First night in 2016 at public observatory Bussloo under a perfect clear sky. A lot of visitors at the observatory, therefore just 2 images of the comet.
Accidently woke up early, took a shower and looking at my alarmclock realized it was only 3.30 a.m. The skies were clear so I decided to head out to my observing site and have a go at comet Catalina. The comet was clearly visible with 8.5×42 binoculairs.
Comet C/2014 S2 (PanSTARRS) is still visible in the northern hemisphere. Despite the stormy conditions I managed to take a number of 1 minute unguided shots with the William Optics Star 71 pggybacked on the observatories’ AP 1100GTO.
The first indication of winter; a strong easterly wind bringing clear skies.
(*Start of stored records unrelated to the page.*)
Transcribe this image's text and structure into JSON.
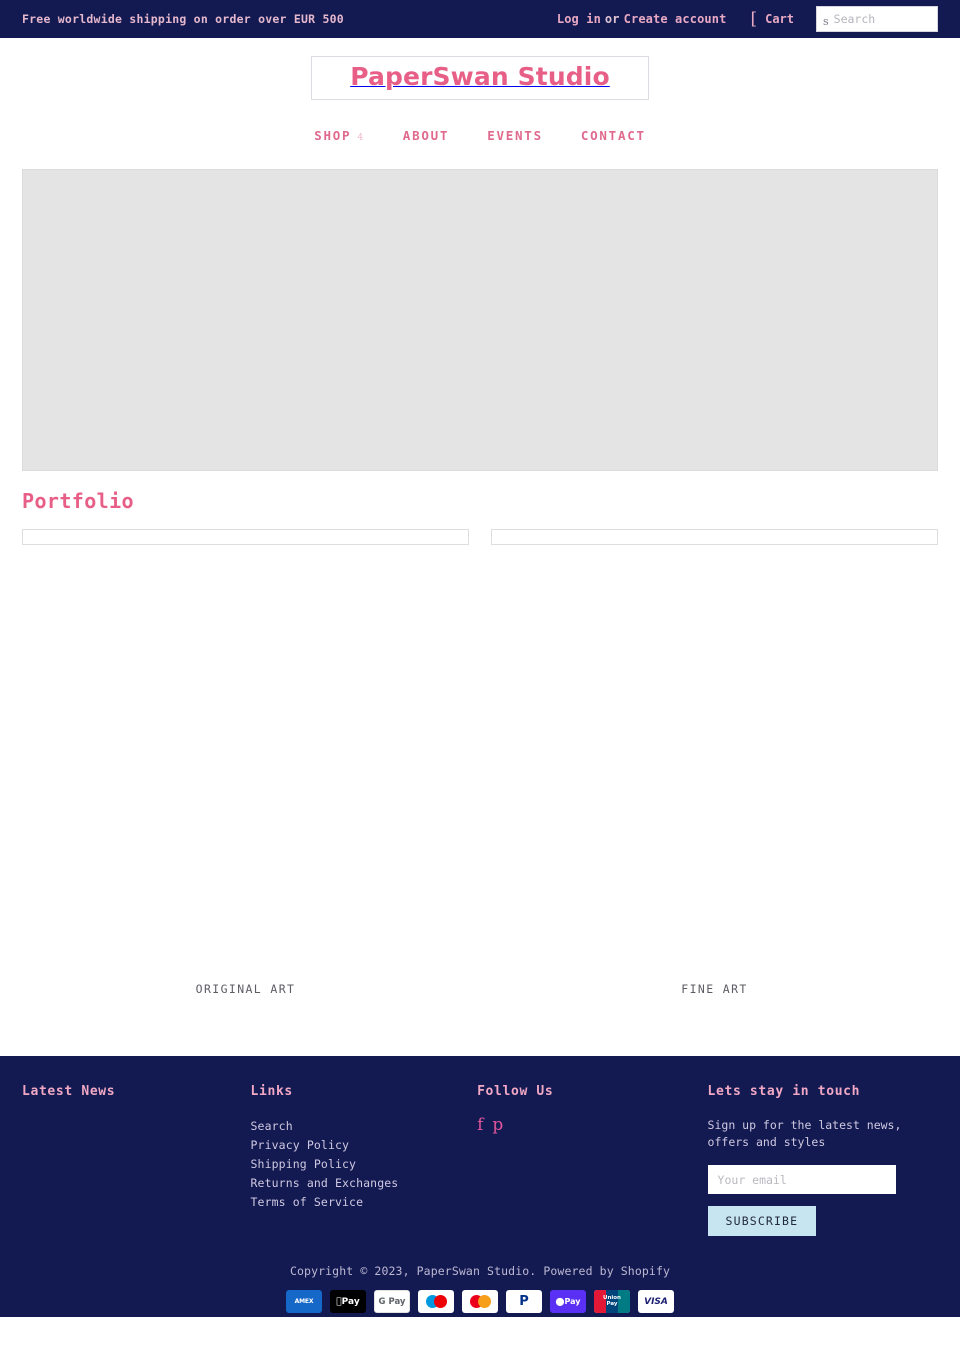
{
  "topbar": {
    "announcement": "Free worldwide shipping on order over EUR 500",
    "login_label": "Log in",
    "or_label": "or",
    "create_account_label": "Create account",
    "cart_icon": "cart-icon-glyph",
    "cart_label": "Cart",
    "search_icon": "search-icon-glyph",
    "search_placeholder": "Search",
    "search_value": ""
  },
  "header": {
    "logo": "PaperSwan Studio",
    "nav": [
      {
        "label": "SHOP",
        "caret": "4"
      },
      {
        "label": "ABOUT",
        "caret": ""
      },
      {
        "label": "EVENTS",
        "caret": ""
      },
      {
        "label": "CONTACT",
        "caret": ""
      }
    ]
  },
  "main": {
    "section_title": "Portfolio",
    "cards": [
      {
        "caption": "ORIGINAL ART"
      },
      {
        "caption": "FINE ART"
      }
    ]
  },
  "footer": {
    "columns": {
      "latest_news": {
        "title": "Latest News"
      },
      "links": {
        "title": "Links",
        "items": [
          "Search",
          "Privacy Policy",
          "Shipping Policy",
          "Returns and Exchanges",
          "Terms of Service"
        ]
      },
      "follow": {
        "title": "Follow Us",
        "socials": [
          {
            "name": "facebook-icon",
            "glyph": "f"
          },
          {
            "name": "pinterest-icon",
            "glyph": "p"
          }
        ]
      },
      "newsletter": {
        "title": "Lets stay in touch",
        "text": "Sign up for the latest news, offers and styles",
        "email_placeholder": "Your email",
        "email_value": "",
        "subscribe_label": "SUBSCRIBE"
      }
    },
    "copyright": "Copyright © 2023, PaperSwan Studio. Powered by Shopify",
    "payments": [
      {
        "name": "amex-icon",
        "label": "AMEX"
      },
      {
        "name": "apple-pay-icon",
        "label": "Pay"
      },
      {
        "name": "google-pay-icon",
        "label": "Pay"
      },
      {
        "name": "maestro-icon",
        "label": ""
      },
      {
        "name": "mastercard-icon",
        "label": ""
      },
      {
        "name": "paypal-icon",
        "label": ""
      },
      {
        "name": "shop-pay-icon",
        "label": "Pay"
      },
      {
        "name": "unionpay-icon",
        "label": "UnionPay"
      },
      {
        "name": "visa-icon",
        "label": "VISA"
      }
    ]
  },
  "colors": {
    "navy": "#131a52",
    "pink": "#e75f87",
    "light_blue": "#c7e4f1",
    "placeholder_gray": "#e4e4e4"
  }
}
Mark-Jaap and myself headed for the observatory for some astrophotography. First object was comet C/2014 S2 (PanSTARRS) very close the Polaris. Piggybacked my William Optics Star 71 on the observatories’ AP 1100GTO for some unguided 1 minute shots. Next tried to locate comets Lovejoy and Jacques, but these seem to have gone out of reach for my setup. Ended the session with a couple of 2 minute shots of NGC7000, the North America nebula.
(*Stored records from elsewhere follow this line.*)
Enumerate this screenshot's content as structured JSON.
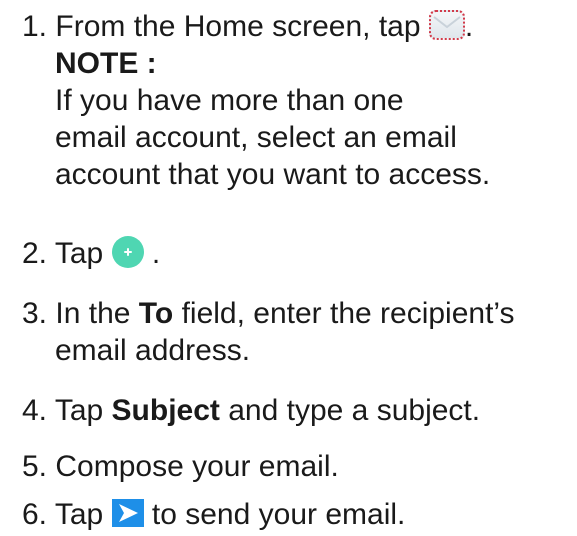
{
  "steps": [
    {
      "number": "1.",
      "before": "From the Home screen, tap",
      "after": ".",
      "icon": "email-app-icon",
      "note_label": "NOTE :",
      "note_lines": [
        "If you have more than one",
        "email account, select an email",
        "account that you want to access."
      ]
    },
    {
      "number": "2.",
      "before": "Tap",
      "after": ".",
      "icon": "compose-plus-icon"
    },
    {
      "number": "3.",
      "line1_before": "In the",
      "line1_bold": "To",
      "line1_after": "field, enter the recipient’s",
      "line2": "email address."
    },
    {
      "number": "4.",
      "before": "Tap",
      "bold": "Subject",
      "after": "and type a subject."
    },
    {
      "number": "5.",
      "text": "Compose your email."
    },
    {
      "number": "6.",
      "before": "Tap",
      "after": "to send your email.",
      "icon": "send-arrow-icon"
    }
  ],
  "colors": {
    "compose_icon": "#4fd6b2",
    "send_icon": "#1e8fe8",
    "email_icon_border": "#d23a4a"
  }
}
Very poor conditions; high clouds, humid and a very light sky background. Couldn’t get rid of a strong gradient caused by light pollution.
In spite of the first quarter moon and low clouds, Lovejoy was easily visible with binoculars.
Conditions were not as good as last week, but Lovejoy was still remarkably active. No brightness estimate this time, due to a bright star too close to the comet.
Finally clear skies and the moon out the way. Arrived early at public observatory Bussloo and piggy-backed the camera on the AP 1100 GTO mount. With short focal lengths this mount does not need autoguiding. At magnitude 4.7 the comet was still clearly visible to the naked eye. A pair of 8.5×42 binoculars showed a nice gas tail. A lot of visitors, there were some 80 in total, also got a glimpse of the comet through binoculars.